If he's telling the truth then I'm all for it. Most 'smart'-phones have no understanding of radio resource and tend to grab all of the bandwidth just to send an occasional packet. BB've probably introduced some packet buffering and active transitions to idle/ 0 Mbps RAB so that the radio resources can be released and used by gramps to make a call on his S35. I suspect they've had some severe arm twisting from a major Operator or two, and some advice from the same (like "Stop crashing our London network or else!").
It's not difficult for these guys to design a real smartPHONE, but instead they give us an iPod or email reader with some generic phone bits attached. Might look cool to folks, but it's just bad engineering.
The browser won't work unless it can contact their servers and with their centralized approach, there will be plenty of outages. Outage = no data.
@ James 47. Why the negativity?
Many, if not most, mobile carriers today are already struggling with providing advertised data plan speeds and bandwidth thanks to the exponential growth of smartphone use worldwide. U.S. based AT&T is a prime example. The Jesus phone initially completely overwhelmed their substandard lame network infrastructure and continues to do so. Hell, their regular cell service and Swiss cheese coverage areas have sucked for years as well. And trust me, as a former AT&T customer, I know the truth. Just think about how much worse it will be in the future with gazillions more smartphones with increased data capabilities. After all 4G speeds are already being implemented. Obviously, the telecoms are going to have to expand their network infrastructures, but as Mike Lazaridis points out, there is only so much capacity in the radio band available.
The bottom line is that if Blackberry is somehow pioneering greater data transmission efficiency, or at least bandwidth utilization, instead of trying to dazzle us with smoke and mirrors, then more power to them. Hopefully, other manufacturers will follow suit. Blackberry has always been about efficiency so I have no reason to doubt them now. Obviously, the telecom carriers want to hawk as much data as they can for the fat revenue stream, but most, unfortunately, just don't have the capability.

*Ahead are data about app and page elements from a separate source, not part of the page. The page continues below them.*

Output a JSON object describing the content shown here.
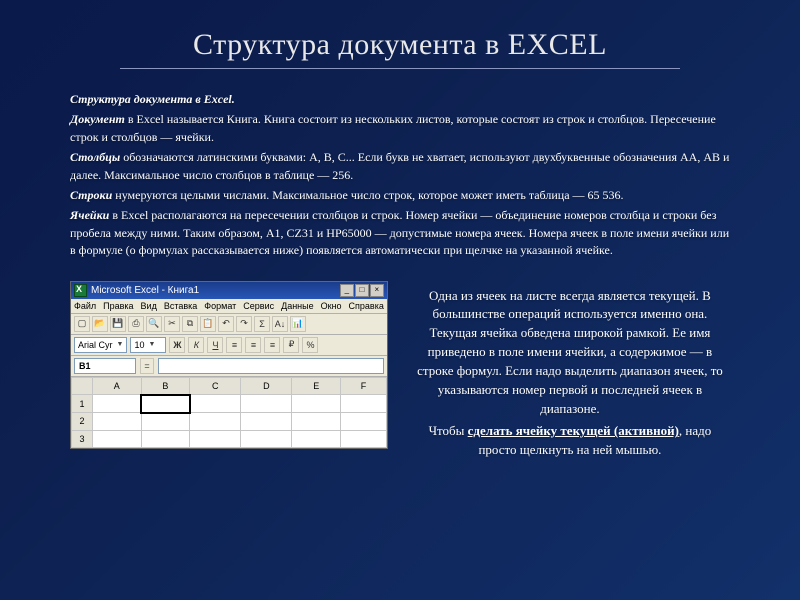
{
  "title": "Структура документа в EXCEL",
  "p1_bold": "Структура документа в Excel.",
  "p2_a": "Документ",
  "p2_b": " в Excel называется Книга. Книга состоит из нескольких листов, которые состоят из строк и столбцов. Пересечение строк и столбцов — ячейки.",
  "p3_a": "Столбцы",
  "p3_b": " обозначаются латинскими буквами: А, В, С... Если букв не хватает, используют двухбуквенные обозначения АА, АВ и далее. Максимальное число столбцов в таблице — 256.",
  "p4_a": "Строки",
  "p4_b": " нумеруются целыми числами. Максимальное число строк, которое может иметь таблица — 65 536.",
  "p5_a": "Ячейки",
  "p5_b": " в Excel располагаются на пересечении столбцов и строк. Номер ячейки — объединение номеров столбца и строки без пробела между ними. Таким образом, А1, CZ31 и НР65000 — допустимые номера ячеек. Номера ячеек в поле имени ячейки или в формуле (о формулах рассказывается ниже) появляется автоматически при щелчке на указанной ячейке.",
  "side1": "Одна из ячеек на листе всегда является текущей. В большинстве операций используется именно она. Текущая ячейка обведена широкой рамкой. Ее имя приведено в поле имени ячейки, а содержимое — в строке формул. Если надо выделить диапазон ячеек, то указываются номер первой и последней ячеек в диапазоне.",
  "side2_a": "Чтобы ",
  "side2_u": "сделать ячейку текущей (активной)",
  "side2_b": ", надо просто щелкнуть на ней мышью.",
  "excel": {
    "title": "Microsoft Excel - Книга1",
    "menus": [
      "Файл",
      "Правка",
      "Вид",
      "Вставка",
      "Формат",
      "Сервис",
      "Данные",
      "Окно",
      "Справка"
    ],
    "font": "Arial Cyr",
    "size": "10",
    "namebox": "B1",
    "cols": [
      "A",
      "B",
      "C",
      "D",
      "E",
      "F"
    ],
    "rows": [
      "1",
      "2",
      "3"
    ]
  }
}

Any improvement at all will hopefully enhance our mobile based browsing experience. It certainly couldn't hurt.
Blackberry needs to revamp their phones first. They were shitty pieces of hardware before but now with iPhone and iPhone wannabes I wouldn't accept to use it if I were offered one.

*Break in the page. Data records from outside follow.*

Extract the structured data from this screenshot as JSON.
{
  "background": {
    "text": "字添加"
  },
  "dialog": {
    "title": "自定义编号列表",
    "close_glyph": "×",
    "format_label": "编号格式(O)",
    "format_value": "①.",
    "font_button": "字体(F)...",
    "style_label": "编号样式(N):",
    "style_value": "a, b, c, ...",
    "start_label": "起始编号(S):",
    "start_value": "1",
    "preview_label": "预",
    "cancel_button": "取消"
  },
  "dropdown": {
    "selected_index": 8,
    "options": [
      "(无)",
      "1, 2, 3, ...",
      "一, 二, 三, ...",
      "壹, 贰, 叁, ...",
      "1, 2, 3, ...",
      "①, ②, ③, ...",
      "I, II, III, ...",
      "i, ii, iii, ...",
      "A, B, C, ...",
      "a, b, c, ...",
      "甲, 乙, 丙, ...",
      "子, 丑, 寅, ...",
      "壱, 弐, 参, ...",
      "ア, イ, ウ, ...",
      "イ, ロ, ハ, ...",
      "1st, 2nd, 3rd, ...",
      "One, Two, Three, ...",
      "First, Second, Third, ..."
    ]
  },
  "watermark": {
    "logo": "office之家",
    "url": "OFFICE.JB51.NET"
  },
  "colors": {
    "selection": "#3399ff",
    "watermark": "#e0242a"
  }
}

Does this mean we'll finally be able to read e-mail with HTML in it?
Still miffed about Iris
That was shaping up to be a great little browser for WM until RIM bought it.
Well, of course...
Of course they can support 3x the number of Blackberries; the phones are that much slower.
(Typing this on a BB 8820 and Opera Mini because the BB browser is a turd.)
When will it be available
Given the choice, I chose the Blackberry. Physical keyboard, replaceable battery, Java, SD Card and I'm not hemmed into getting apps from only one store. Got more/cost less, no brainer. New browser? Fine, especially it supports flash. No, it's not the latest BB, but it doesn't have to be. It does what I need, what I want, and cost me less. Enjoy your Jesus Phone. I'm enjoying my BB.
Anything that could improve on opera mini on my 8520 is a winner in my opinion